:: DATA RECORDS ::
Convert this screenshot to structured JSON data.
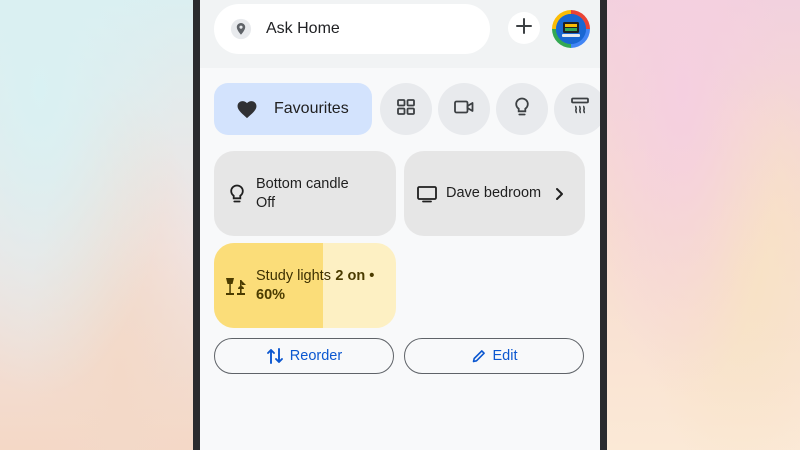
{
  "search": {
    "placeholder_text": "Ask Home",
    "icon": "location-pin-icon"
  },
  "header": {
    "add_icon": "plus-icon",
    "avatar_icon": "avatar"
  },
  "chips": {
    "favourites_label": "Favourites",
    "others": [
      "grid-icon",
      "camera-icon",
      "lightbulb-icon",
      "heater-icon"
    ]
  },
  "tiles": {
    "bottom_candle": {
      "name": "Bottom candle",
      "status": "Off"
    },
    "dave_bedroom": {
      "name": "Dave bedroom"
    },
    "study_lights": {
      "name": "Study lights",
      "status": "2 on • 60%",
      "brightness": 60
    }
  },
  "actions": {
    "reorder_label": "Reorder",
    "edit_label": "Edit"
  },
  "colors": {
    "accent": "#0b57d0",
    "favourite_chip": "#d3e3fd",
    "study_fill": "#fbdd79",
    "study_bg": "#fdf0c3"
  }
}
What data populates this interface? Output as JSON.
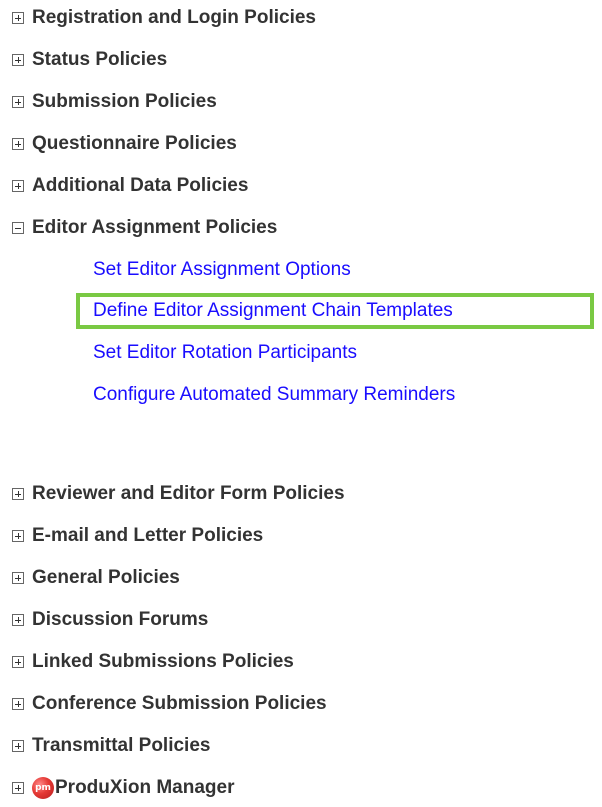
{
  "sections": [
    {
      "label": "Registration and Login Policies",
      "expanded": false
    },
    {
      "label": "Status Policies",
      "expanded": false
    },
    {
      "label": "Submission Policies",
      "expanded": false
    },
    {
      "label": "Questionnaire Policies",
      "expanded": false
    },
    {
      "label": "Additional Data Policies",
      "expanded": false
    },
    {
      "label": "Editor Assignment Policies",
      "expanded": true,
      "links": [
        "Set Editor Assignment Options",
        "Define Editor Assignment Chain Templates",
        "Set Editor Rotation Participants",
        "Configure Automated Summary Reminders"
      ]
    },
    {
      "label": "Reviewer and Editor Form Policies",
      "expanded": false
    },
    {
      "label": "E-mail and Letter Policies",
      "expanded": false
    },
    {
      "label": "General Policies",
      "expanded": false
    },
    {
      "label": "Discussion Forums",
      "expanded": false
    },
    {
      "label": "Linked Submissions Policies",
      "expanded": false
    },
    {
      "label": "Conference Submission Policies",
      "expanded": false
    },
    {
      "label": "Transmittal Policies",
      "expanded": false
    },
    {
      "label": "ProduXion Manager",
      "expanded": false,
      "logo_text": "pm",
      "logo_icon": "produxion-manager-logo-icon"
    }
  ],
  "highlighted_link": "Define Editor Assignment Chain Templates",
  "colors": {
    "section_text": "#333333",
    "link_text": "#1a0dff",
    "highlight_border": "#7ac943"
  }
}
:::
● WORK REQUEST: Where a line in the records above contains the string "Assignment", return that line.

● RESPONSE BOX:
      "label": "Editor Assignment Policies",
        "Set Editor Assignment Options",
        "Define Editor Assignment Chain Templates",
  "highlighted_link": "Define Editor Assignment Chain Templates",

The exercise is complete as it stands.